| Branlebas class|
| French Navy|
The Branlebas class was a class of ten destroyers built for the French Navy in the first decade of the 20th century. Eight of the ships survived the First World War and were scrapped afterwards.
Branlebas-class destroyer Wikipedia
The Branlebas-class was a development of the previous Claymore-class, and was the final evolution of the 300-tonne type which the French had built since 1899, with their first destroyer class, the Durandal-class. Like all the 300-tonne destroyers, the Branlebas-class had a turtledeck forecastle with a flying deck, raised above the hull, aft.
They were 58 metres (190 ft 3 in) long between perpendiculars, with a beam of 6.28 metres (20 ft 7 in) and a maximum draught of 2.96 metres (9 ft 9 in). Displacement was 350 tonnes (344 long tons). Two coal-fired Normand or Du Temple boilers fed steam at 1,830 kilopascals (265 psi) to two 3-cylinder triple-expansion steam engines, rated at 6,800 indicated horsepower (5,100 kW), and driving two propeller shafts, giving a design speed of 27.5 knots (50.9 km/h; 31.6 mph). Speeds reached during sea trials ranged from 27.09 knots (50.17 km/h; 31.17 mph) for Glaive to 29.82 knots (55.23 km/h; 34.32 mph) for Sape. The ships had a range of 2,100 nautical miles (3,900 km; 2,400 mi) at 10 knots (19 km/h; 12 mph).
A 20 millimetres (0.79 in) belt of armour was fitted to protect the ship's boilers and machinery. The class was built with the standard gun armament for the 300-tonne destroyers, with a single 65 mm forward, backed up by six 47 mm guns, while two 450 mm (17.7 in) torpedo tubes were carried, with one amidships and one right aft. The ships had a complement of 4 officers and 56 men.
The Branlebas-class were considered good sea-boats, with reliable machinery. By the time the class was built, however, they were outclassed by contemporary British and German destroyers, such as the River-class and the German S138-class torpedo boat being larger (and more heavily armed. (French destroyer size had been kept small owing to the influence of the Jeune École, which favoured the construction of large numbers of small ships.)Branlebas was sunk by a German mine on 30 September 1915 near Nieuwpoort, Belgium.
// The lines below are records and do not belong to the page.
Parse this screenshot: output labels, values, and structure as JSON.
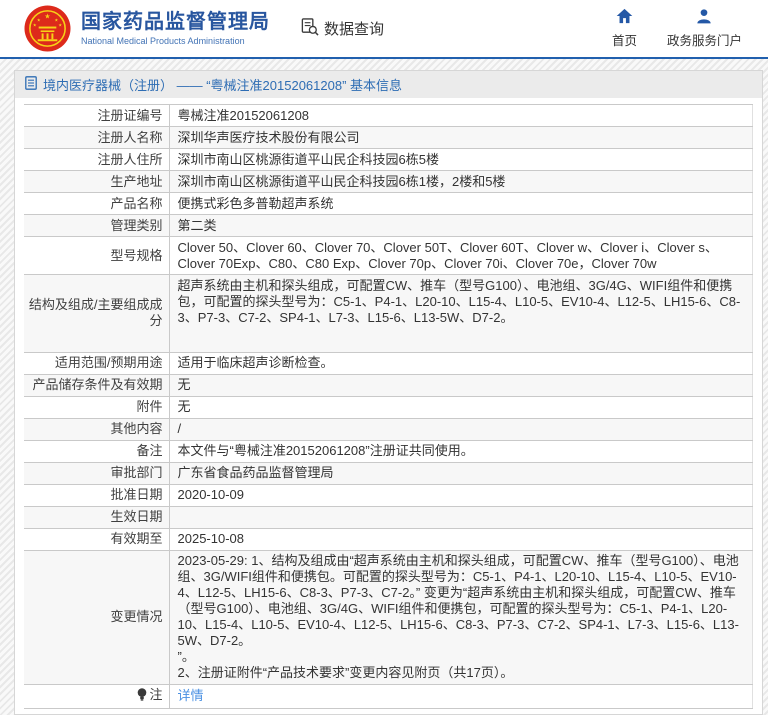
{
  "theme": {
    "accent_blue": "#28569f",
    "header_line_blue": "#2160ae",
    "link_blue": "#4a90e2",
    "crumb_blue": "#2e6db4",
    "emblem_red": "#dd2a1b",
    "emblem_gold": "#f7d117",
    "stripe_gray": "#f7f7f7",
    "border_gray": "#c9c9c9"
  },
  "header": {
    "agency_name_cn": "国家药品监督管理局",
    "agency_name_en": "National Medical Products Administration",
    "data_query_label": "数据查询",
    "nav": [
      {
        "icon": "home-icon",
        "label": "首页"
      },
      {
        "icon": "user-icon",
        "label": "政务服务门户"
      }
    ]
  },
  "breadcrumb": {
    "icon": "document-icon",
    "text": "境内医疗器械（注册） —— “粤械注准20152061208” 基本信息"
  },
  "table": {
    "rows": [
      {
        "label": "注册证编号",
        "value": "粤械注准20152061208"
      },
      {
        "label": "注册人名称",
        "value": "深圳华声医疗技术股份有限公司"
      },
      {
        "label": "注册人住所",
        "value": "深圳市南山区桃源街道平山民企科技园6栋5楼"
      },
      {
        "label": "生产地址",
        "value": "深圳市南山区桃源街道平山民企科技园6栋1楼，2楼和5楼"
      },
      {
        "label": "产品名称",
        "value": "便携式彩色多普勒超声系统"
      },
      {
        "label": "管理类别",
        "value": "第二类"
      },
      {
        "label": "型号规格",
        "value": "Clover 50、Clover 60、Clover 70、Clover 50T、Clover 60T、Clover w、Clover i、Clover s、Clover 70Exp、C80、C80 Exp、Clover 70p、Clover 70i、Clover 70e，Clover 70w"
      },
      {
        "label": "结构及组成/主要组成成分",
        "value": "超声系统由主机和探头组成，可配置CW、推车（型号G100）、电池组、3G/4G、WIFI组件和便携包，可配置的探头型号为：C5-1、P4-1、L20-10、L15-4、L10-5、EV10-4、L12-5、LH15-6、C8-3、P7-3、C7-2、SP4-1、L7-3、L15-6、L13-5W、D7-2。",
        "tall": true
      },
      {
        "label": "适用范围/预期用途",
        "value": "适用于临床超声诊断检查。"
      },
      {
        "label": "产品储存条件及有效期",
        "value": "无"
      },
      {
        "label": "附件",
        "value": "无"
      },
      {
        "label": "其他内容",
        "value": "/"
      },
      {
        "label": "备注",
        "value": "本文件与“粤械注准20152061208”注册证共同使用。"
      },
      {
        "label": "审批部门",
        "value": "广东省食品药品监督管理局"
      },
      {
        "label": "批准日期",
        "value": "2020-10-09"
      },
      {
        "label": "生效日期",
        "value": ""
      },
      {
        "label": "有效期至",
        "value": "2025-10-08"
      },
      {
        "label": "变更情况",
        "value": "2023-05-29: 1、结构及组成由“超声系统由主机和探头组成，可配置CW、推车（型号G100）、电池组、3G/WIFI组件和便携包。可配置的探头型号为：C5-1、P4-1、L20-10、L15-4、L10-5、EV10-4、L12-5、LH15-6、C8-3、P7-3、C7-2。” 变更为“超声系统由主机和探头组成，可配置CW、推车（型号G100）、电池组、3G/4G、WIFI组件和便携包，可配置的探头型号为：C5-1、P4-1、L20-10、L15-4、L10-5、EV10-4、L12-5、LH15-6、C8-3、P7-3、C7-2、SP4-1、L7-3、L15-6、L13-5W、D7-2。\n”。\n2、注册证附件“产品技术要求”变更内容见附页（共17页）。"
      },
      {
        "label": "注",
        "value": "详情",
        "link": true,
        "note_icon": true
      }
    ]
  }
}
Étendard was sunk by German torpedoboat A39 on 25 April 1917 in the North Sea.